TASK PROMPT: Read through the lines below and copy the ones holding the string "label".

-*-*-

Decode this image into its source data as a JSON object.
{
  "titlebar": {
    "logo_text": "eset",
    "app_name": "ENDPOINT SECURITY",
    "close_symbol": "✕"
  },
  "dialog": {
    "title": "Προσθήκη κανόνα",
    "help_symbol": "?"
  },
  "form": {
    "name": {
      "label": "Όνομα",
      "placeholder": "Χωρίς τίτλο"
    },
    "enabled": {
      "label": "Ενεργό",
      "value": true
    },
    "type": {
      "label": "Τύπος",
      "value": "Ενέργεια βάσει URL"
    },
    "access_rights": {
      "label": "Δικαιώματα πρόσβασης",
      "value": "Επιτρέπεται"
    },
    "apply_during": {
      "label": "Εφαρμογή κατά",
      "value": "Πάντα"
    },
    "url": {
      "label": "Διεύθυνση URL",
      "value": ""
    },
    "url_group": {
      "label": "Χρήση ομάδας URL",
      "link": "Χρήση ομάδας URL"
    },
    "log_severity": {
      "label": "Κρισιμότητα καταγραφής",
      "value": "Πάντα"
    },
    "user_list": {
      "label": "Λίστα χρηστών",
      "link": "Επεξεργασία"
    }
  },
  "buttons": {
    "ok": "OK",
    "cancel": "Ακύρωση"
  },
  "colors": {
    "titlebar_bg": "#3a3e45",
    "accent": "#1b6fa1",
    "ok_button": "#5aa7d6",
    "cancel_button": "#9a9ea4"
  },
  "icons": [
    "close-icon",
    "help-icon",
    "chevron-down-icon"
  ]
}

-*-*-

RESPONSE:
      "label": "Όνομα",
      "label": "Ενεργό",
      "label": "Τύπος",
      "label": "Δικαιώματα πρόσβασης",
      "label": "Εφαρμογή κατά",
      "label": "Διεύθυνση URL",
      "label": "Χρήση ομάδας URL",
      "label": "Κρισιμότητα καταγραφής",
      "label": "Λίστα χρηστών",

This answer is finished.